- Meeting or Conference
- Engineering Institute of Canada, the (EIC)
- 27-29 May 2013
- Canada (Montreal)
- Concordia University
This conference is dedicated to the study and exposition of the status and prospects of engineering in support of a bright future for humanity in the midst of a rapidly changing and uncertain environment, both physical and sociological due to climate change.
Engineering for adaptation:
Programs and measures to reduce GHG emissions will simply slow the rate of climate change (Mitigation). It is thus evident that equal attention needs to be given to increase our capacity to Adapt to climate change.
This topic covers projects, programs and recommendations for engineering design, planning, processes and tools which will increase and improve our capability to cope with Climate Change.

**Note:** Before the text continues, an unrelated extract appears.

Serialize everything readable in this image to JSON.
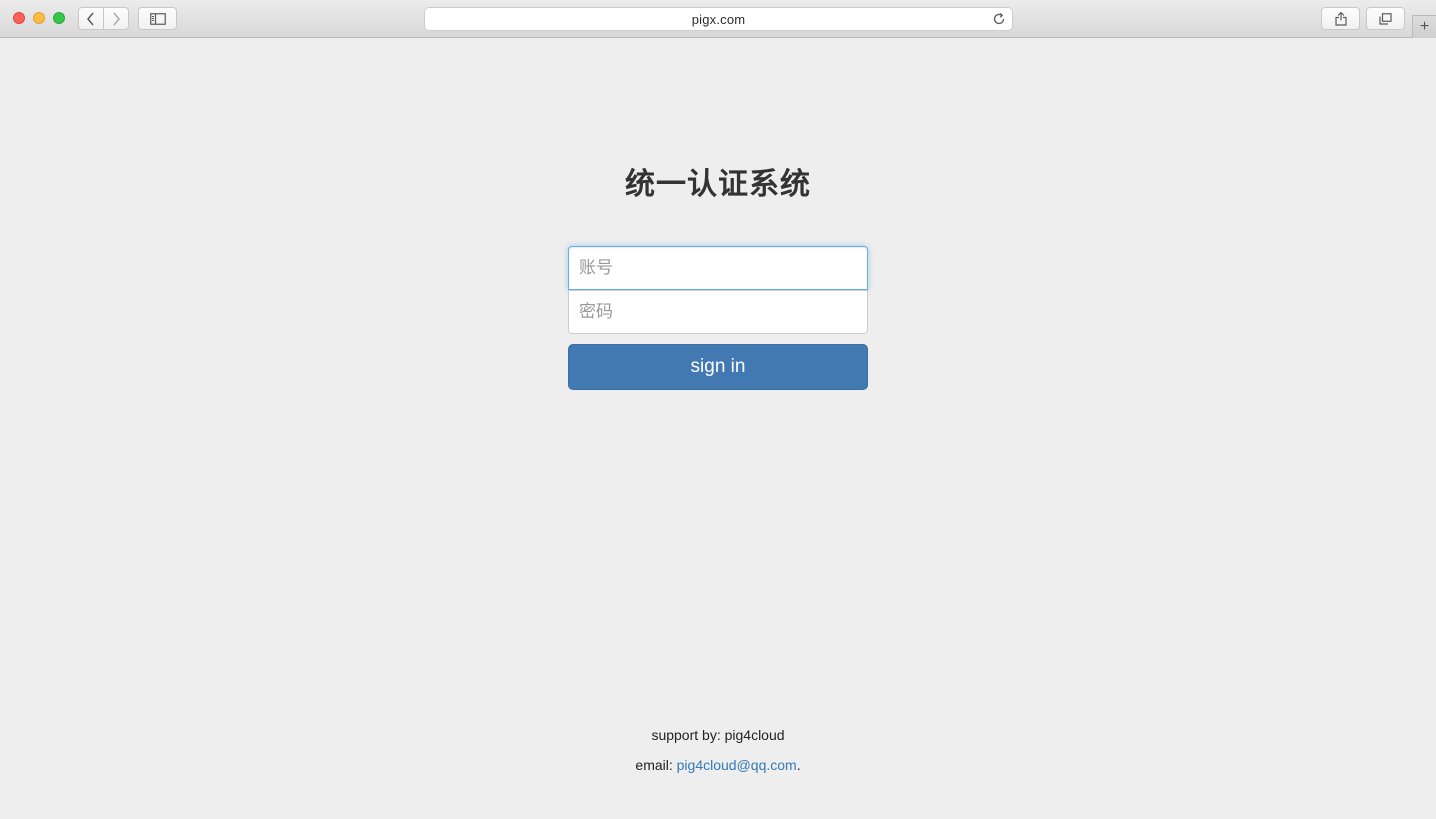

Risk assessment and risk management have a variety of meanings over a range of disciplines and problems. In most cases, risk is defined as the product of the probability of an event taking place and the consequences of such an event. Risks associated with climate change have always been present, but have only risen to the fore in recent decades, with more focus on global sustainability aspects of the engineering profession. This track will focus on climate-related risks that will require a change in our thinking about risk management, as it relates to the infrastructure development in general. Selected topics may include:
- Hazard assessment and risk management in developing natural resources (water resources, mining, forestry)
- Impact of climate change on standards and design criteria for critical infrastructure projects;
- Climate change and design life for man-made structures
- Long term vulnerability of current infrastructure (dams, highways, flood protection structures, power grids, bridges, etc)
- Risk-based decision analysis and ALARP principles – how do they change (or do they)?
Modeling, analysis and design:
Engineering for global sustainability requires the use of models to develop and test designs, ensuring that systems and structures are optimized for safety, functionality, and reliability. Climate change is imposing structural and performance requirements on engineered systems outside the realm of previous experience, due to changing operating and environmental conditions and the possibility of more frequent extreme events.
In response to these new and evolving conditions, models are of increasing utility in the design of safe and reliable systems. Although physical models and prototypes continue to be indispensable in many areas of application, computational modeling and simulation are now essential tools in most design projects.
Extreme events or disaster management:
One of the consequences of increasing global temperatures and climate change is an increasing frequency and severityof extreme weather events such as hurricanes, tornadoes, typhoons, etc.
Proposals and recommendations to increase and improve our capability to predict the location, timing and severity of such events, to provide advance warnings and to enhance our capability to respond to and cope with the disastrous consequences of such events will have real value to the communities at risk. This includes but is not limited to:
- Practices in providing advanced warning.
- Planning for handling disasters.
- Recent experience in handling disasters.
- Impact of the environment on existing infrastructure.
Event feeMember: conference $720, one day $287; Non-member: conference $834, one day $295; Retirees: conference $402, one day $172; Students: conference $285, one day $145
How to register
Please register online.
Discounted registration fees apply before April 8, 2013.
- Climate Change, Early Warning, Environment & Ecosystems, Risk Identification & Assessment, Water, Critical Infrastructure
- Flood, Tornado